Summary: Even if we want to obey God it can be difficult. This sermon explains how God helps us to obey him.
A New Heart and A New Spirit
The problem: Romans 7:14-25 in The Message
What I don’t understand about myself is that I decide one way, but then I act another, doing things I absolutely despise. So if I can’t be trusted to figure out what is best for myself and then do it, it becomes obvious that God’s command is necessary:
But I need something more! For if I know the law but still can’t keep it, and if the power of sin within me keeps sabotaging my best intentions, I obviously need help! I realize that I don’t have what it takes. I can will it, but I can’t do it. I decide to do good, but I don’t really do it; I decide not to do bad, but then I do it anyway: My decisions, such as they are; don’t result in actions. Something has gone wrong deep within me and gets the better of me every time.
It happens so regularly that it’s predictable. The moment I decide to do good, sin is there to trip me up. I truly delight in God’s commands, but it’s pretty obvious that not all of me joins in that delight. Parts of me covertly rebel, and just when I least expect it, they take charge.
I’ve tried everything and nothing helps. I’m at the end of my rope. Is there no one who can do anything for me? Isn’t that the real question?
The answer, thank God, is that Jesus Christ can and does. He acted to set things right in this life of contradictions where I want to serve God with all my heart and mind, but am pulled by the influence of sin to do something totally different.”
This is the experience of the great Saint Paul – Wow! If he struggled with sin, what am I to do? Have you ever felt this way? That you want to do the right, but you end up doing the wrong?
The nation of Israel had this same struggle – the struggle between serving God and serving the gods and their fleshly desires.
This struggle goes on from almost day one. They go through periods of time when they serve God, but for the vast majority of time they give up on the struggle completely and forget God and his ways. Even in times of spiritual renewal, the high places where people worshiped other gods or tried to worship God in inappropriate ways were never completely removed – so the people always had opportunity and temptation to go running to the other gods when God wasn’t serving their purposes
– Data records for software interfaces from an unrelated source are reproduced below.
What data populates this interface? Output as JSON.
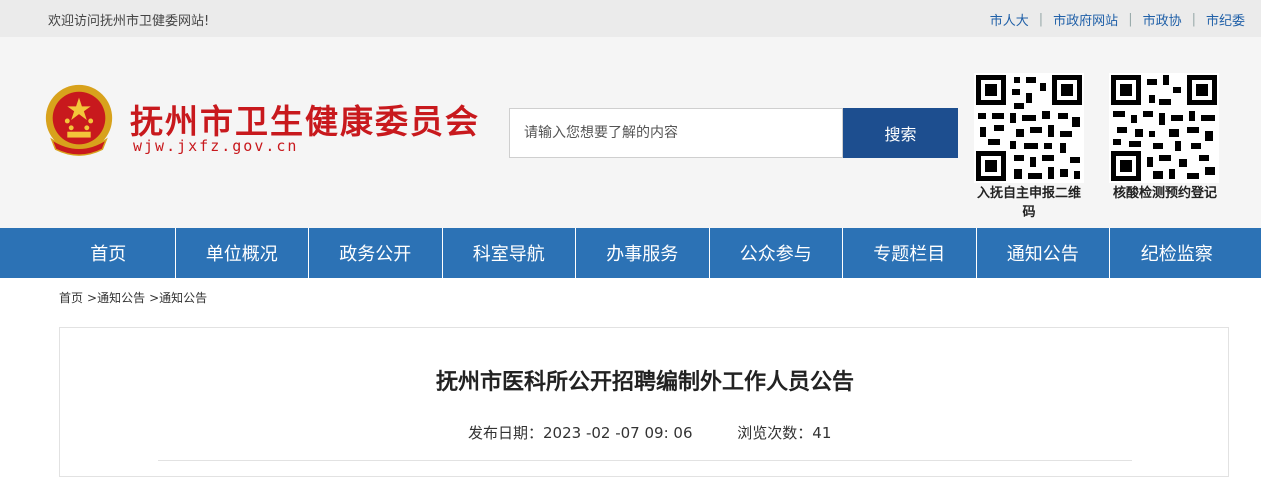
{
  "topbar": {
    "welcome": "欢迎访问抚州市卫健委网站!",
    "links": [
      "市人大",
      "市政府网站",
      "市政协",
      "市纪委"
    ],
    "separator": "|"
  },
  "header": {
    "title": "抚州市卫生健康委员会",
    "domain": "wjw.jxfz.gov.cn",
    "search": {
      "placeholder": "请输入您想要了解的内容",
      "button": "搜索"
    },
    "qrcodes": [
      {
        "caption": "入抚自主申报二维码",
        "icon": "qr-code-icon"
      },
      {
        "caption": "核酸检测预约登记",
        "icon": "qr-code-icon"
      }
    ],
    "emblem_icon": "national-emblem-icon"
  },
  "nav": {
    "items": [
      "首页",
      "单位概况",
      "政务公开",
      "科室导航",
      "办事服务",
      "公众参与",
      "专题栏目",
      "通知公告",
      "纪检监察"
    ]
  },
  "breadcrumb": [
    "首页",
    ">通知公告",
    ">通知公告"
  ],
  "article": {
    "title": "抚州市医科所公开招聘编制外工作人员公告",
    "publish_label": "发布日期：",
    "publish_date": "2023 -02 -07 09: 06",
    "views_label": "浏览次数：",
    "views": "41"
  },
  "colors": {
    "brand_red": "#c8191d",
    "nav_blue": "#2c72b5",
    "search_blue": "#1d4e8f"
  }
}
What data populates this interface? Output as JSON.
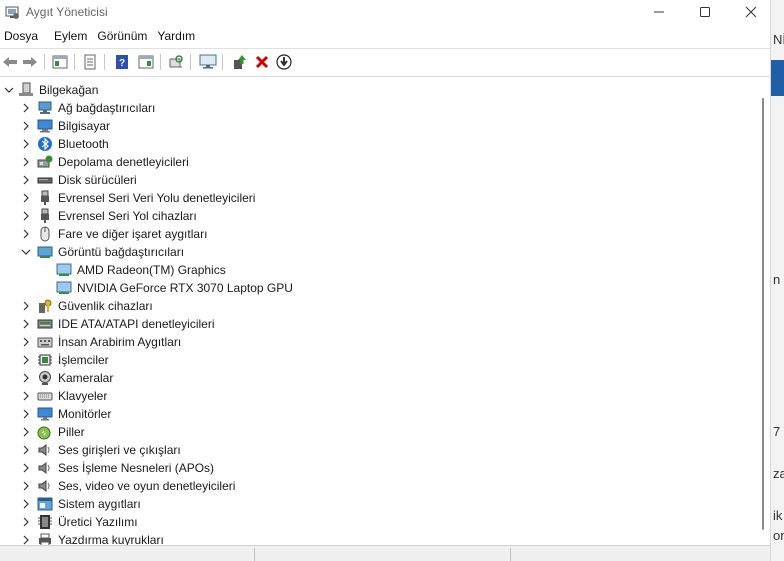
{
  "window": {
    "title": "Aygıt Yöneticisi"
  },
  "menu": [
    "Dosya",
    "Eylem",
    "Görünüm",
    "Yardım"
  ],
  "toolbar": [
    "back-arrow-icon",
    "forward-arrow-icon",
    "properties-pane-icon",
    "document-icon",
    "help-icon",
    "action-pane-icon",
    "scan-hardware-icon",
    "monitor-icon",
    "update-driver-icon",
    "uninstall-x-icon",
    "disable-down-arrow-icon"
  ],
  "tree": {
    "root": "Bilgekağan",
    "items": [
      {
        "label": "Ağ bağdaştırıcıları",
        "icon": "network-adapter-icon",
        "expanded": false
      },
      {
        "label": "Bilgisayar",
        "icon": "computer-icon",
        "expanded": false
      },
      {
        "label": "Bluetooth",
        "icon": "bluetooth-icon",
        "expanded": false
      },
      {
        "label": "Depolama denetleyicileri",
        "icon": "storage-controller-icon",
        "expanded": false
      },
      {
        "label": "Disk sürücüleri",
        "icon": "disk-drive-icon",
        "expanded": false
      },
      {
        "label": "Evrensel Seri Veri Yolu denetleyicileri",
        "icon": "usb-icon",
        "expanded": false
      },
      {
        "label": "Evrensel Seri Yol cihazları",
        "icon": "usb-icon",
        "expanded": false
      },
      {
        "label": "Fare ve diğer işaret aygıtları",
        "icon": "mouse-icon",
        "expanded": false
      },
      {
        "label": "Görüntü bağdaştırıcıları",
        "icon": "display-adapter-icon",
        "expanded": true,
        "children": [
          "AMD Radeon(TM) Graphics",
          "NVIDIA GeForce RTX 3070 Laptop GPU"
        ]
      },
      {
        "label": "Güvenlik cihazları",
        "icon": "security-device-icon",
        "expanded": false
      },
      {
        "label": "IDE ATA/ATAPI denetleyicileri",
        "icon": "ide-controller-icon",
        "expanded": false
      },
      {
        "label": "İnsan Arabirim Aygıtları",
        "icon": "hid-icon",
        "expanded": false
      },
      {
        "label": "İşlemciler",
        "icon": "processor-icon",
        "expanded": false
      },
      {
        "label": "Kameralar",
        "icon": "camera-icon",
        "expanded": false
      },
      {
        "label": "Klavyeler",
        "icon": "keyboard-icon",
        "expanded": false
      },
      {
        "label": "Monitörler",
        "icon": "monitor-icon",
        "expanded": false
      },
      {
        "label": "Piller",
        "icon": "battery-icon",
        "expanded": false
      },
      {
        "label": "Ses girişleri ve çıkışları",
        "icon": "speaker-icon",
        "expanded": false
      },
      {
        "label": "Ses İşleme Nesneleri (APOs)",
        "icon": "speaker-icon",
        "expanded": false
      },
      {
        "label": "Ses, video ve oyun denetleyicileri",
        "icon": "speaker-icon",
        "expanded": false
      },
      {
        "label": "Sistem aygıtları",
        "icon": "system-device-icon",
        "expanded": false
      },
      {
        "label": "Üretici Yazılımı",
        "icon": "firmware-icon",
        "expanded": false
      },
      {
        "label": "Yazdırma kuyrukları",
        "icon": "printer-icon",
        "expanded": false
      }
    ]
  },
  "background_edge": [
    "Nİ",
    "n",
    "za",
    "7",
    "ik",
    "on"
  ]
}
“Throughout my life I have found that the best way to deal with temptation is to give into it.” – Dave from the Vinyl Café
The problem with giving into temptation over and over again is that it begins to be a habit – like a wagon that make ruts in a road it becomes easier and easier to just stay in the rut and continue to give in. This is where we find Judah and Jerusalem in the time of Ezekiel. They have gotten into a rut of sin, extreme promiscuity, idol worship, child sacrifice, and oppression of the poor and the weak.
They have become so bad that God finally has to remove them from the land he has promised them. He says in Ezekiel 33:25-29
“’This is what the Sovereign LORD says: Since you eat meat with the blood still in it and look to your idols and shed blood, should you then possess the land? 26 You rely on your sword, you do detestable things, and each of you defiles his neighbor’s wife. Should you then possess the land?’
27 "Say this to them: ’This is what the Sovereign LORD says: As surely as I live, those who are left in the ruins will fall by the sword, those out in the country I will give to the wild animals to be devoured, and those in strongholds and caves will die of a plague. 28 I will make the land a desolate waste, and her proud strength will come to an end, and the mountains of Israel will become desolate so that no one will cross them. 29 Then they will know that I am the LORD , when I have made the land a desolate waste because of all the detestable things they have done.’”
In Ezekiel 36, although God has cast his judgement upon them, he tells them that his Judgement will not last forever: one day he will restore them to the land that he promised them. This prophesy is fulfilled in the days of Ezra and Nehemiah. God uses the pagan kings Cyrus and Artaxerxes to send the Jewish people back to Jerusalem and the land.